It must get old to provide the same cliches over and over again when you’re on a losing team. Blake Wheeler finally seemed to let loose on Saturday following the Winnipeg Jets’ 6-4 loss to the Dallas Stars.
“We’ve been blowing smoke for three years, everyone, myself, everyone that’s stood in front of a microphone in the last three years, we’ve said the same [blank],” Wheeler said, via the Winnipeg Free Press’ Gary Lawless. “What do you want me to say? That’s about it. I don’t know what else to say.”
One can see why Wheeler & Co. are fuming.
The Jets have lost three games in a row, as today’s defeat put Winnipeg under .500 on the season (14-15-5). The franchise has only made the playoffs once, and that was as the Atlanta Thrashers in 2006-07.
It’s enough to make Lawless wonder about accountability.
To be fair to Wheeler, the 27-year-old is one of the team’s most dependable producers, especially lately. He’s found the net twice in each of the last two games and has eight points in his last six contests.
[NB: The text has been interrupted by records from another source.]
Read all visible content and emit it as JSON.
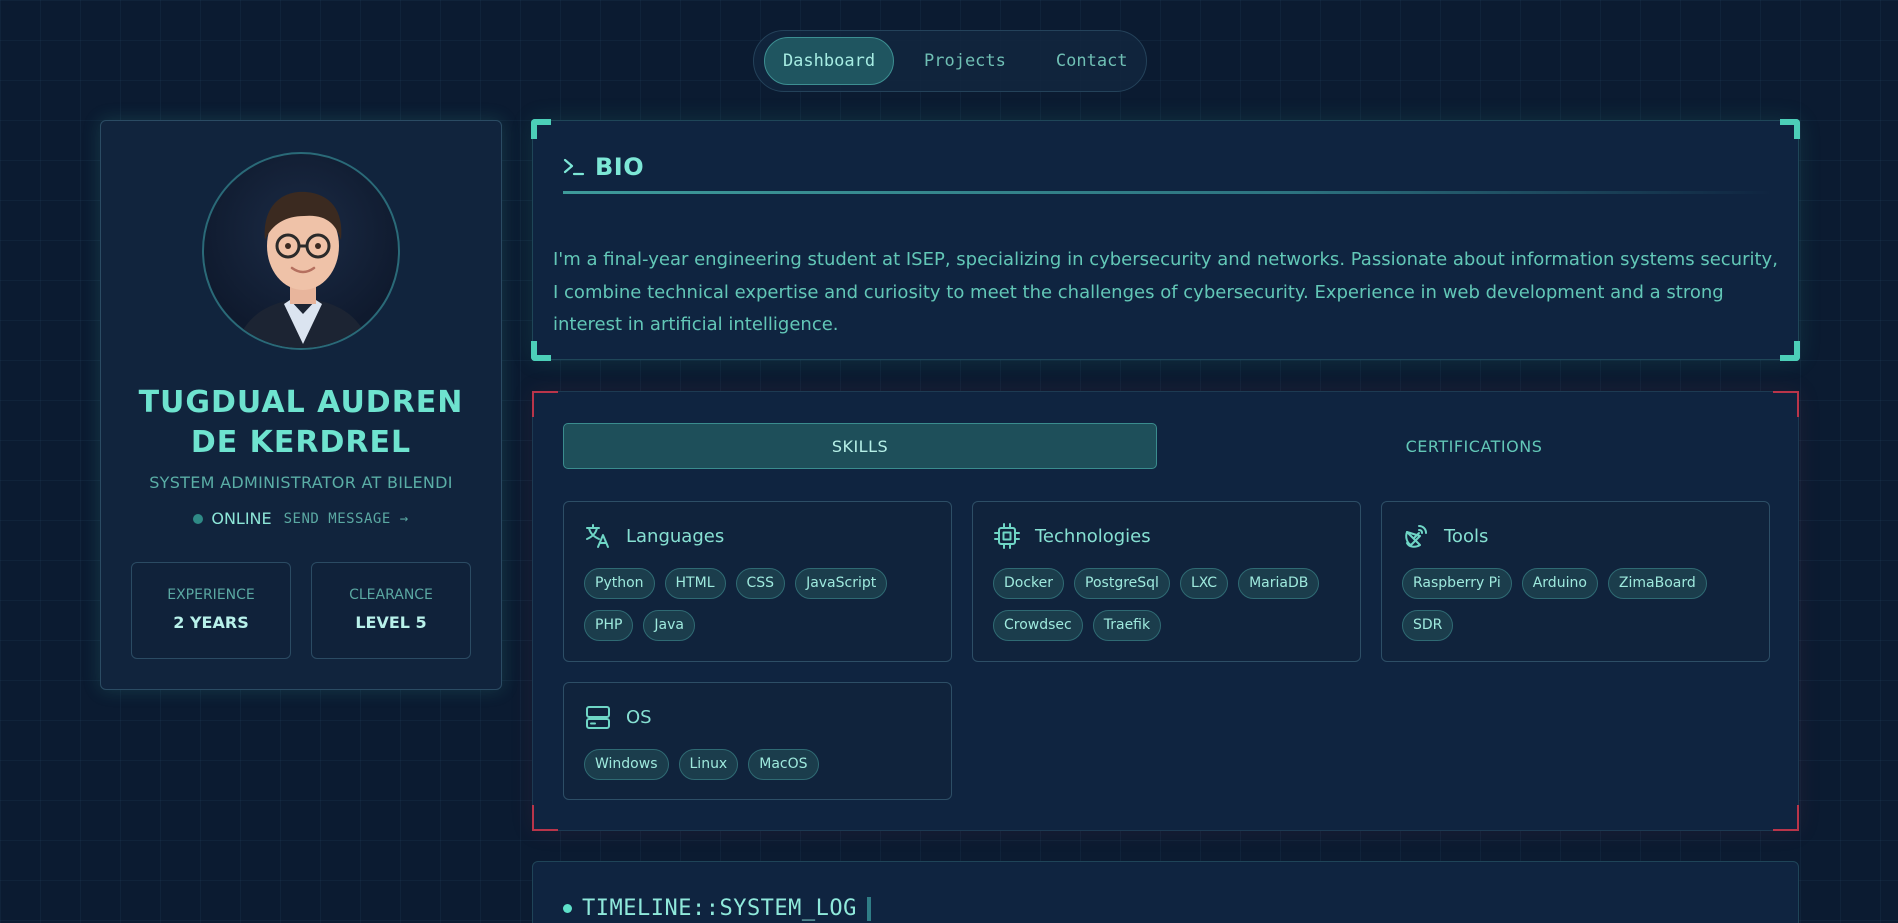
{
  "nav": {
    "items": [
      "Dashboard",
      "Projects",
      "Contact"
    ],
    "active": "Dashboard"
  },
  "profile": {
    "name": "TUGDUAL AUDREN DE KERDREL",
    "role": "SYSTEM ADMINISTRATOR AT BILENDI",
    "status": "ONLINE",
    "send_message": "SEND MESSAGE →",
    "stats": [
      {
        "label": "EXPERIENCE",
        "value": "2 YEARS"
      },
      {
        "label": "CLEARANCE",
        "value": "LEVEL 5"
      }
    ]
  },
  "bio": {
    "title": "BIO",
    "icon": "terminal-icon",
    "text": "I'm a final-year engineering student at ISEP, specializing in cybersecurity and networks. Passionate about information systems security, I combine technical expertise and curiosity to meet the challenges of cybersecurity. Experience in web development and a strong interest in artificial intelligence."
  },
  "skills": {
    "tabs": [
      "SKILLS",
      "CERTIFICATIONS"
    ],
    "active_tab": "SKILLS",
    "categories": [
      {
        "title": "Languages",
        "icon": "translate-icon",
        "tags": [
          "Python",
          "HTML",
          "CSS",
          "JavaScript",
          "PHP",
          "Java"
        ]
      },
      {
        "title": "Technologies",
        "icon": "cpu-icon",
        "tags": [
          "Docker",
          "PostgreSql",
          "LXC",
          "MariaDB",
          "Crowdsec",
          "Traefik"
        ]
      },
      {
        "title": "Tools",
        "icon": "satellite-dish-icon",
        "tags": [
          "Raspberry Pi",
          "Arduino",
          "ZimaBoard",
          "SDR"
        ]
      },
      {
        "title": "OS",
        "icon": "server-icon",
        "tags": [
          "Windows",
          "Linux",
          "MacOS"
        ]
      }
    ]
  },
  "timeline": {
    "title": "TIMELINE::SYSTEM_LOG"
  },
  "colors": {
    "background": "#0b1b31",
    "accent": "#5fd9c6",
    "panel": "#0f2440",
    "alert_corner": "#b9354a"
  }
}
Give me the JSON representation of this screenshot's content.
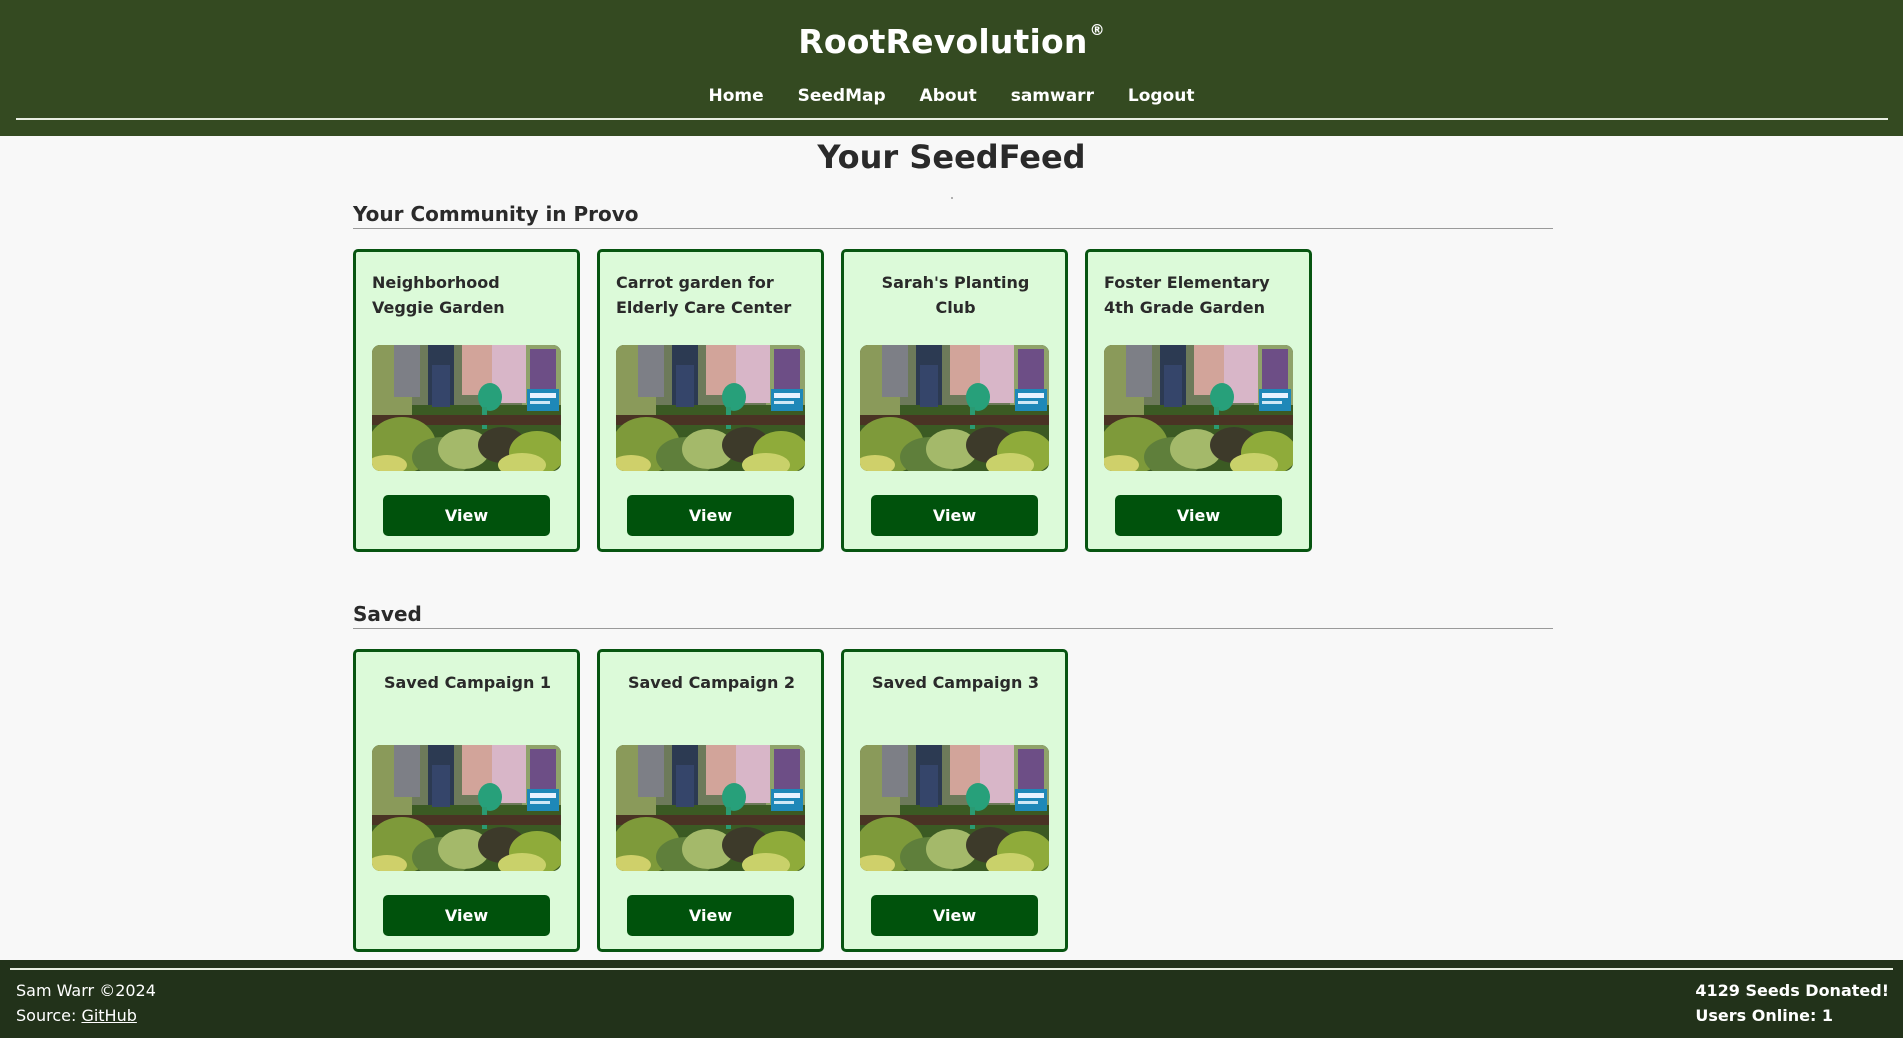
{
  "header": {
    "brand": "RootRevolution",
    "brand_mark": "®",
    "nav": [
      "Home",
      "SeedMap",
      "About",
      "samwarr",
      "Logout"
    ]
  },
  "main": {
    "title": "Your SeedFeed",
    "community": {
      "heading": "Your Community in Provo",
      "cards": [
        {
          "title": "Neighborhood Veggie Garden",
          "button": "View"
        },
        {
          "title": "Carrot garden for Elderly Care Center",
          "button": "View"
        },
        {
          "title": "Sarah's Planting Club",
          "button": "View"
        },
        {
          "title": "Foster Elementary 4th Grade Garden",
          "button": "View"
        }
      ]
    },
    "saved": {
      "heading": "Saved",
      "cards": [
        {
          "title": "Saved Campaign 1",
          "button": "View"
        },
        {
          "title": "Saved Campaign 2",
          "button": "View"
        },
        {
          "title": "Saved Campaign 3",
          "button": "View"
        }
      ]
    }
  },
  "footer": {
    "copyright": "Sam Warr ©2024",
    "source_prefix": "Source: ",
    "source_link": "GitHub",
    "seeds": "4129 Seeds Donated!",
    "users": "Users Online: 1"
  },
  "colors": {
    "header_bg": "#344a21",
    "footer_bg": "#22321a",
    "card_bg": "#dcfad9",
    "card_border": "#075511",
    "button_bg": "#00520c"
  }
}
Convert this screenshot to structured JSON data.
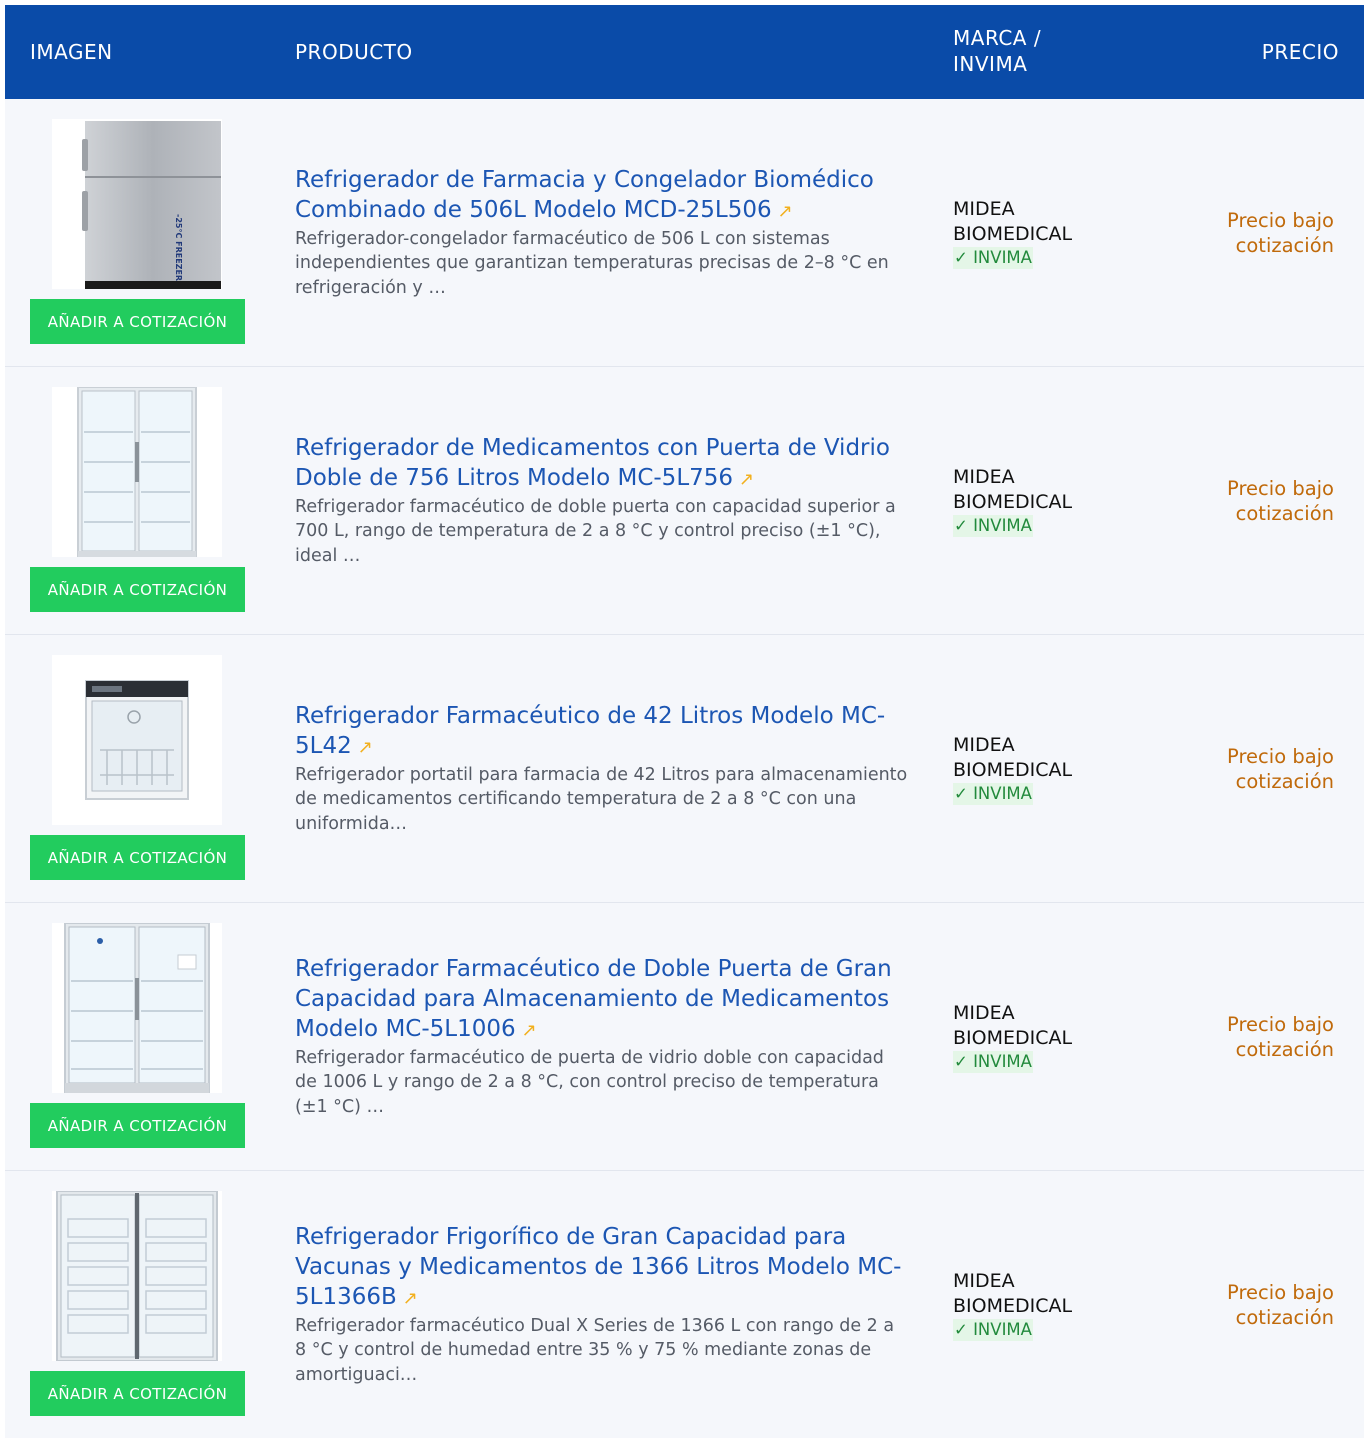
{
  "table": {
    "headers": {
      "image": "IMAGEN",
      "product": "PRODUCTO",
      "brand": "MARCA / INVIMA",
      "price": "PRECIO"
    }
  },
  "rows": [
    {
      "title": "Refrigerador de Farmacia y Congelador Biomédico Combinado de 506L Modelo MCD-25L506",
      "description": "Refrigerador-congelador farmacéutico de 506 L con sistemas independientes que garantizan temperaturas precisas de 2–8 °C en refrigeración y …",
      "brand": "MIDEA BIOMEDICAL",
      "invima": "✓ INVIMA",
      "price": "Precio bajo cotización",
      "button": "AÑADIR A COTIZACIÓN",
      "image_icon": "combo-fridge-freezer-image",
      "image_text": "-25°C FREEZER"
    },
    {
      "title": "Refrigerador de Medicamentos con Puerta de Vidrio Doble de 756 Litros Modelo MC-5L756",
      "description": "Refrigerador farmacéutico de doble puerta con capacidad superior a 700 L, rango de temperatura de 2 a 8 °C y control preciso (±1 °C), ideal …",
      "brand": "MIDEA BIOMEDICAL",
      "invima": "✓ INVIMA",
      "price": "Precio bajo cotización",
      "button": "AÑADIR A COTIZACIÓN",
      "image_icon": "double-glass-door-fridge-image"
    },
    {
      "title": "Refrigerador Farmacéutico de 42 Litros Modelo MC-5L42",
      "description": "Refrigerador portatil para farmacia de 42 Litros para almacenamiento de medicamentos certificando temperatura de 2 a 8 °C con una uniformida…",
      "brand": "MIDEA BIOMEDICAL",
      "invima": "✓ INVIMA",
      "price": "Precio bajo cotización",
      "button": "AÑADIR A COTIZACIÓN",
      "image_icon": "small-countertop-fridge-image"
    },
    {
      "title": "Refrigerador Farmacéutico de Doble Puerta de Gran Capacidad para Almacenamiento de Medicamentos Modelo MC-5L1006",
      "description": "Refrigerador farmacéutico de puerta de vidrio doble con capacidad de 1006 L y rango de 2 a 8 °C, con control preciso de temperatura (±1 °C) …",
      "brand": "MIDEA BIOMEDICAL",
      "invima": "✓ INVIMA",
      "price": "Precio bajo cotización",
      "button": "AÑADIR A COTIZACIÓN",
      "image_icon": "large-double-door-fridge-image"
    },
    {
      "title": "Refrigerador Frigorífico de Gran Capacidad para Vacunas y Medicamentos de 1366 Litros Modelo MC-5L1366B",
      "description": "Refrigerador farmacéutico Dual X Series de 1366 L con rango de 2 a 8 °C y control de humedad entre 35 % y 75 % mediante zonas de amortiguaci…",
      "brand": "MIDEA BIOMEDICAL",
      "invima": "✓ INVIMA",
      "price": "Precio bajo cotización",
      "button": "AÑADIR A COTIZACIÓN",
      "image_icon": "tall-double-door-vaccine-fridge-image"
    }
  ],
  "icons": {
    "external_link": "↗"
  },
  "colors": {
    "header_bg": "#0a4ba8",
    "button_bg": "#22cc5e",
    "title_link": "#1c56b3",
    "price": "#c06a0b",
    "invima": "#228a3c"
  }
}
The budding power forward hasn’t seen the postseason since he played for Boston in 2009-10.
Perhaps something dramatic – maybe a key player letting loose following a frustrating loss – is needed for the Jets to finally start turning things around?
While much has been written about the Boston Bruins’ depleted defense, there’s also a good amount of intrigue about the forward group, which will look dramatically different tonight compared to last year’s season opener.
Here are the Bruins’ expected lines versus the Jets:
Brad Marchand–Patrice Bergeron–Loui Eriksson
Matt Beleskey–David Krejci–David Pastrnak
Jimmy Hayes–Ryan Spooner–Brett Connolly
Chris Kelly–Joonas Kemppainen–Zac Rinaldo
The line most under the microscope may be that second one. In today’s Boston Globe, there’s a lengthy story on Krejci. The 29-year-old center with the big contract only played 47 games last season due to injuries. He finished with just 31 points.
So, where is Krejci’s game now?
Then there’s free-agent addition Matt Beleskey, a.k.a. Milan Lucic‘s replacement. Prior to scoring 22 times last year for the Ducks, the 27-year-old Beleskey had never tallied more than 11 goals in a season.
So, is Beleskey a legitimate top-six forward?
On the other wing, it’s David Pastrnak, the 19-year-old who, somewhat surprisingly, emerged as one of the top rookies in the league last year.
So, can Pastrnak take another step forward?
“It’s been a good three plus weeks where we’ve been able to kind of work individually, as a group, as a line, with different players and different personalities,” said coach Claude Julien. “We’re pleased with it. We’re optimistic and we just have to let things work themselves out too.”
Last night in Los Angeles, Kings forward Milan Lucic received a match penalty after skating the entire width of the ice to give San Jose’s Logan Couture a two-hand shove to the face.
Lucic didn’t hurt Couture, who had caught Lucic with an open-ice hit that Lucic didn’t like. Couture’s smiling, mocking face was good evidence that the Sharks’ forward was going to be OK.
This morning, Lucic was still in disbelief that he was penalized so harshly.
“I didn’t cross any line,” Lucic said, per Rich Hammond of the O.C. Register. “Believe me, if my intentions were to hurt him, I would have hurt him.”
While Lucic knew he deserved a penalty, he said after the game that he didn’t “know why it was called a match penalty.” His coach, Darryl Sutter, agreed, calling it “a borderline even roughing penalty.”
And though former NHL referee Kerry Fraser believes a match penalty was indeed warranted, Lucic said this morning that he hasn’t heard from the NHL about any possible supplemental discipline.
Nor for that matter has Dustin Brown, after his high hit on Couture in the first period.
In conclusion, it’s good to have hockey back.
Related: Sutter says Kings weren’t ‘interested’ in checking the Sharks